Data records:
=== Section Start ===
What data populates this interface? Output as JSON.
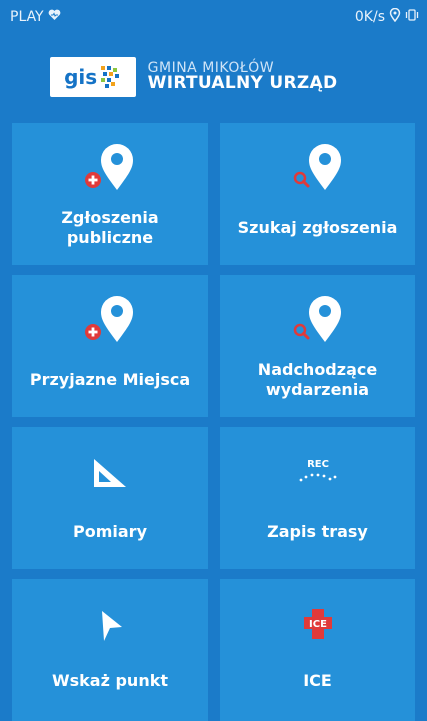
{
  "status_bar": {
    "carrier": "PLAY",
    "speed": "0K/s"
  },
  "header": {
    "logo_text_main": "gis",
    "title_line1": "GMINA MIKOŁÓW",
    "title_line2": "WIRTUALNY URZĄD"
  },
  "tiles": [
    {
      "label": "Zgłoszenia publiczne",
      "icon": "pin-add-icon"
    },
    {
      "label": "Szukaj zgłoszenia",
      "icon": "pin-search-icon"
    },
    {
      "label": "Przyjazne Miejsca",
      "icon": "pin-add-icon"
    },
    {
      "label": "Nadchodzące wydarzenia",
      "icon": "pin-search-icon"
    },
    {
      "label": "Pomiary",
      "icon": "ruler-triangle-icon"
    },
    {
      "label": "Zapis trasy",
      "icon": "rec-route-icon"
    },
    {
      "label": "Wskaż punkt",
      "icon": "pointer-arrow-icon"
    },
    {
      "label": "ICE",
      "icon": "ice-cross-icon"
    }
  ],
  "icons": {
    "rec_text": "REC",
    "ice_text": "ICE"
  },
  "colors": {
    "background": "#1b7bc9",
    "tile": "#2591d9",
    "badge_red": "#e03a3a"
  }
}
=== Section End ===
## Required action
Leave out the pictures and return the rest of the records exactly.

## Exercise response
What data populates this interface? Output as JSON.
{
  "status_bar": {
    "carrier": "PLAY",
    "speed": "0K/s"
  },
  "header": {
    "logo_text_main": "gis",
    "title_line1": "GMINA MIKOŁÓW",
    "title_line2": "WIRTUALNY URZĄD"
  },
  "tiles": [
    {
      "label": "Zgłoszenia publiczne",
      "icon": "pin-add-icon"
    },
    {
      "label": "Szukaj zgłoszenia",
      "icon": "pin-search-icon"
    },
    {
      "label": "Przyjazne Miejsca",
      "icon": "pin-add-icon"
    },
    {
      "label": "Nadchodzące wydarzenia",
      "icon": "pin-search-icon"
    },
    {
      "label": "Pomiary",
      "icon": "ruler-triangle-icon"
    },
    {
      "label": "Zapis trasy",
      "icon": "rec-route-icon"
    },
    {
      "label": "Wskaż punkt",
      "icon": "pointer-arrow-icon"
    },
    {
      "label": "ICE",
      "icon": "ice-cross-icon"
    }
  ],
  "icons": {
    "rec_text": "REC",
    "ice_text": "ICE"
  },
  "colors": {
    "background": "#1b7bc9",
    "tile": "#2591d9",
    "badge_red": "#e03a3a"
  }
}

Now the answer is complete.